● Exercise brief
Lines containing "name" should be pulled from the material below.

● Recorded information
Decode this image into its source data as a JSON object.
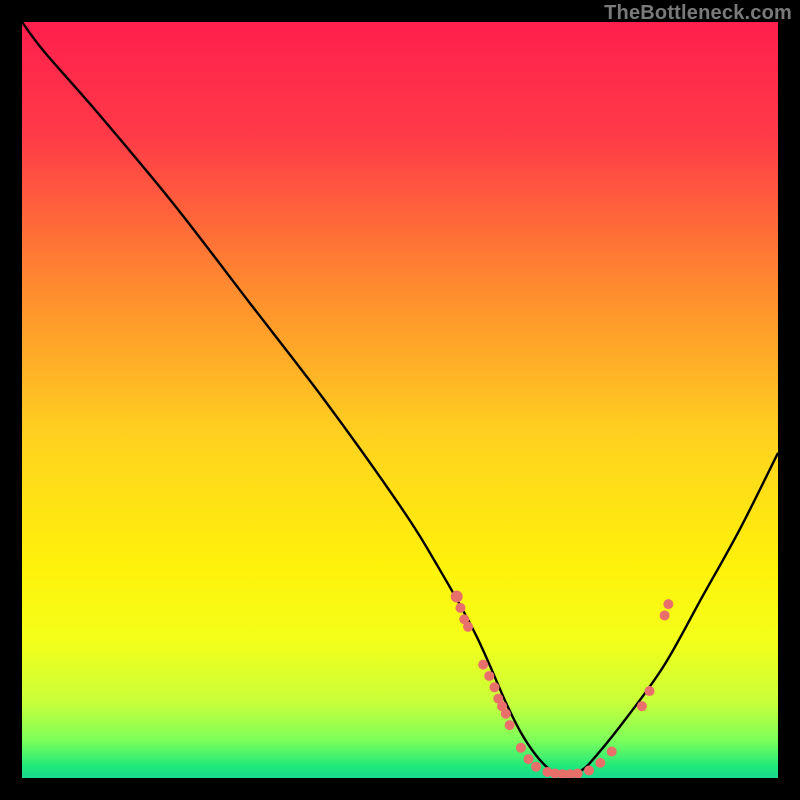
{
  "watermark": "TheBottleneck.com",
  "chart_data": {
    "type": "line",
    "title": "",
    "xlabel": "",
    "ylabel": "",
    "xlim": [
      0,
      100
    ],
    "ylim": [
      0,
      100
    ],
    "grid": false,
    "series": [
      {
        "name": "curve",
        "x": [
          0,
          3,
          10,
          20,
          30,
          40,
          50,
          55,
          60,
          64,
          66,
          68,
          70,
          72,
          74,
          76,
          80,
          85,
          90,
          95,
          100
        ],
        "y": [
          100,
          96,
          88,
          76,
          63,
          50,
          36,
          28,
          19,
          10,
          6,
          3,
          1,
          0.5,
          1,
          3,
          8,
          15,
          24,
          33,
          43
        ]
      }
    ],
    "markers": [
      {
        "x": 57.5,
        "y": 24.0,
        "r": 6
      },
      {
        "x": 58.0,
        "y": 22.5,
        "r": 5
      },
      {
        "x": 58.5,
        "y": 21.0,
        "r": 5
      },
      {
        "x": 59.0,
        "y": 20.0,
        "r": 5
      },
      {
        "x": 61.0,
        "y": 15.0,
        "r": 5
      },
      {
        "x": 61.8,
        "y": 13.5,
        "r": 5
      },
      {
        "x": 62.5,
        "y": 12.0,
        "r": 5
      },
      {
        "x": 63.0,
        "y": 10.5,
        "r": 5
      },
      {
        "x": 63.5,
        "y": 9.5,
        "r": 5
      },
      {
        "x": 64.0,
        "y": 8.5,
        "r": 5
      },
      {
        "x": 64.5,
        "y": 7.0,
        "r": 5
      },
      {
        "x": 66.0,
        "y": 4.0,
        "r": 5
      },
      {
        "x": 67.0,
        "y": 2.5,
        "r": 5
      },
      {
        "x": 68.0,
        "y": 1.5,
        "r": 5
      },
      {
        "x": 69.5,
        "y": 0.8,
        "r": 5
      },
      {
        "x": 70.5,
        "y": 0.6,
        "r": 5
      },
      {
        "x": 71.5,
        "y": 0.5,
        "r": 5
      },
      {
        "x": 72.5,
        "y": 0.5,
        "r": 5
      },
      {
        "x": 73.5,
        "y": 0.6,
        "r": 5
      },
      {
        "x": 75.0,
        "y": 1.0,
        "r": 5
      },
      {
        "x": 76.5,
        "y": 2.0,
        "r": 5
      },
      {
        "x": 78.0,
        "y": 3.5,
        "r": 5
      },
      {
        "x": 82.0,
        "y": 9.5,
        "r": 5
      },
      {
        "x": 83.0,
        "y": 11.5,
        "r": 5
      },
      {
        "x": 85.0,
        "y": 21.5,
        "r": 5
      },
      {
        "x": 85.5,
        "y": 23.0,
        "r": 5
      }
    ],
    "gradient_stops": [
      {
        "offset": 0.0,
        "color": "#ff1f4d"
      },
      {
        "offset": 0.15,
        "color": "#ff3a48"
      },
      {
        "offset": 0.35,
        "color": "#ff8a2f"
      },
      {
        "offset": 0.55,
        "color": "#ffd21f"
      },
      {
        "offset": 0.72,
        "color": "#fff20a"
      },
      {
        "offset": 0.82,
        "color": "#f3ff1a"
      },
      {
        "offset": 0.9,
        "color": "#c8ff3a"
      },
      {
        "offset": 0.95,
        "color": "#7dff5a"
      },
      {
        "offset": 0.985,
        "color": "#1fe87b"
      },
      {
        "offset": 1.0,
        "color": "#18d98e"
      }
    ],
    "marker_color": "#e96f6b",
    "curve_color": "#000000"
  }
}
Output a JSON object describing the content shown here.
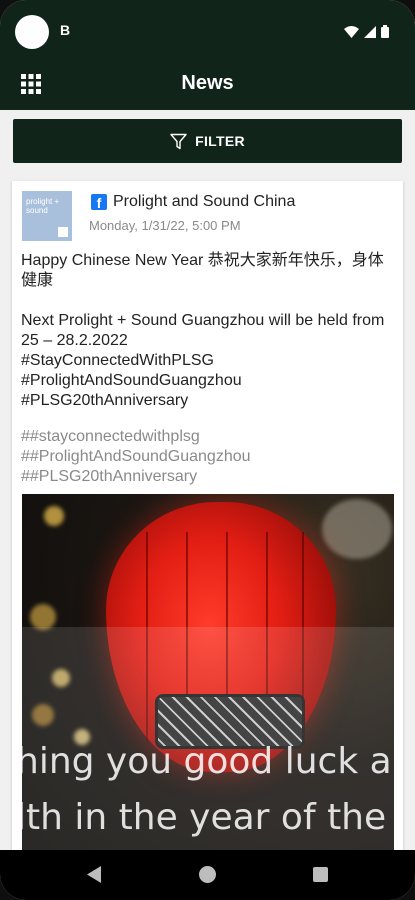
{
  "status_bar": {
    "notification_label": "B",
    "icons": [
      "wifi-icon",
      "signal-icon",
      "battery-icon"
    ]
  },
  "app_bar": {
    "title": "News",
    "menu_icon": "grid-menu-icon"
  },
  "filter": {
    "label": "FILTER",
    "icon": "funnel-icon"
  },
  "post": {
    "logo_text": "prolight + sound",
    "source_icon": "facebook-icon",
    "source": "Prolight and Sound China",
    "date": "Monday, 1/31/22, 5:00 PM",
    "text_line1": "Happy Chinese New Year  恭祝大家新年快乐，身体健康",
    "text_body": "Next Prolight + Sound Guangzhou will be held from 25 – 28.2.2022\n#StayConnectedWithPLSG\n#ProlightAndSoundGuangzhou\n#PLSG20thAnniversary",
    "hashtags": [
      "##stayconnectedwithplsg",
      "##ProlightAndSoundGuangzhou",
      "##PLSG20thAnniversary"
    ],
    "image_caption": "hing you good luck an\nlth in the year of the"
  },
  "nav_bar": {
    "icons": [
      "back-icon",
      "home-icon",
      "recents-icon"
    ]
  },
  "colors": {
    "brand_dark_green": "#10241a",
    "facebook_blue": "#1877f2",
    "hashtag_grey": "#8a8a8a"
  }
}
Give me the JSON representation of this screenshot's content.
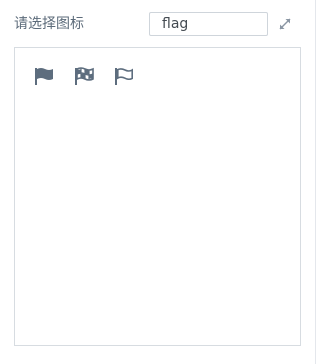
{
  "header": {
    "title": "请选择图标"
  },
  "search": {
    "value": "flag"
  },
  "actions": {
    "expand_icon": "expand-icon"
  },
  "results": {
    "icons": [
      {
        "name": "flag-solid-icon"
      },
      {
        "name": "flag-checkered-icon"
      },
      {
        "name": "flag-outline-icon"
      }
    ]
  },
  "colors": {
    "icon": "#5d6d7e",
    "text": "#5c6b7a",
    "border": "#d7dce1"
  }
}
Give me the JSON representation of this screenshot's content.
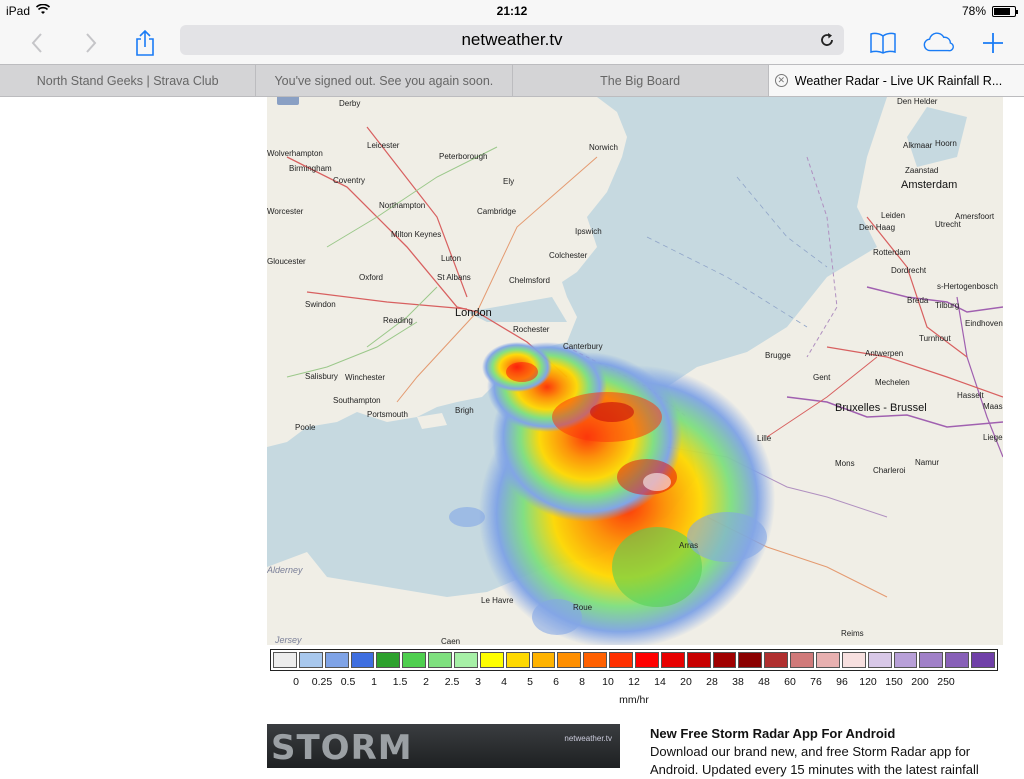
{
  "status": {
    "device": "iPad",
    "time": "21:12",
    "battery": "78%",
    "battery_level": 0.78
  },
  "toolbar": {
    "url": "netweather.tv",
    "icons": [
      "back-icon",
      "forward-icon",
      "share-icon",
      "reload-icon",
      "bookmarks-icon",
      "icloud-tabs-icon",
      "new-tab-icon"
    ]
  },
  "tabs": [
    {
      "label": "North Stand Geeks | Strava Club",
      "active": false
    },
    {
      "label": "You've signed out. See you again soon.",
      "active": false
    },
    {
      "label": "The Big Board",
      "active": false
    },
    {
      "label": "Weather Radar - Live UK Rainfall R...",
      "active": true
    }
  ],
  "map": {
    "places": {
      "derby": "Derby",
      "leicester": "Leicester",
      "peterborough": "Peterborough",
      "norwich": "Norwich",
      "wolverhampton": "Wolverhampton",
      "birmingham": "Birmingham",
      "coventry": "Coventry",
      "ely": "Ely",
      "worcester": "Worcester",
      "northampton": "Northampton",
      "cambridge": "Cambridge",
      "ipswich": "Ipswich",
      "milton_keynes": "Milton Keynes",
      "gloucester": "Gloucester",
      "luton": "Luton",
      "colchester": "Colchester",
      "oxford": "Oxford",
      "st_albans": "St Albans",
      "chelmsford": "Chelmsford",
      "swindon": "Swindon",
      "london": "London",
      "reading": "Reading",
      "rochester": "Rochester",
      "canterbury": "Canterbury",
      "salisbury": "Salisbury",
      "winchester": "Winchester",
      "southampton": "Southampton",
      "portsmouth": "Portsmouth",
      "brighton": "Brigh",
      "poole": "Poole",
      "le_havre": "Le Havre",
      "rouen": "Roue",
      "caen": "Caen",
      "alderney": "Alderney",
      "jersey": "Jersey",
      "den_helder": "Den Helder",
      "alkmaar": "Alkmaar",
      "hoorn": "Hoorn",
      "zaandstad": "Zaanstad",
      "amsterdam": "Amsterdam",
      "leiden": "Leiden",
      "amersfoort": "Amersfoort",
      "den_haag": "Den Haag",
      "utrecht": "Utrecht",
      "rotterdam": "Rotterdam",
      "dordrecht": "Dordrecht",
      "s_hertogenbosch": "s-Hertogenbosch",
      "breda": "Breda",
      "tilburg": "Tilburg",
      "eindhoven": "Eindhoven",
      "turnhout": "Turnhout",
      "brugge": "Brugge",
      "antwerpen": "Antwerpen",
      "gent": "Gent",
      "mechelen": "Mechelen",
      "hasselt": "Hasselt",
      "bruxelles": "Bruxelles - Brussel",
      "lille": "Lille",
      "maas": "Maas",
      "liege": "Liege",
      "mons": "Mons",
      "namur": "Namur",
      "charleroi": "Charleroi",
      "reims": "Reims",
      "arras": "Arras"
    }
  },
  "legend": {
    "colors": [
      "#ededed",
      "#a8c8ee",
      "#7fa3e6",
      "#3f6fe0",
      "#2ea12e",
      "#4fcf4f",
      "#7fe07f",
      "#a7f0a7",
      "#ffff00",
      "#ffd900",
      "#ffb300",
      "#ff8f00",
      "#ff6000",
      "#ff3000",
      "#ff0000",
      "#e80000",
      "#c80000",
      "#a00000",
      "#8b0000",
      "#b03030",
      "#d07a7a",
      "#e8b0b0",
      "#f8e0e0",
      "#d8c8e8",
      "#b8a0d8",
      "#a080c8",
      "#8860b8",
      "#7040a8"
    ],
    "ticks": [
      "0",
      "0.25",
      "0.5",
      "1",
      "1.5",
      "2",
      "2.5",
      "3",
      "4",
      "5",
      "6",
      "8",
      "10",
      "12",
      "14",
      "20",
      "28",
      "38",
      "48",
      "60",
      "76",
      "96",
      "120",
      "150",
      "200",
      "250"
    ],
    "unit": "mm/hr"
  },
  "promo": {
    "image_text": "STORM",
    "logo_text": "netweather.tv",
    "title": "New Free Storm Radar App For Android",
    "body": "Download our brand new, and free Storm Radar app for Android. Updated every 15 minutes with the latest rainfall"
  }
}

● Problem solution
        "name": "curve",
        "name": "flag-solid-icon"
        "name": "flag-checkered-icon"
        "name": "flag-outline-icon"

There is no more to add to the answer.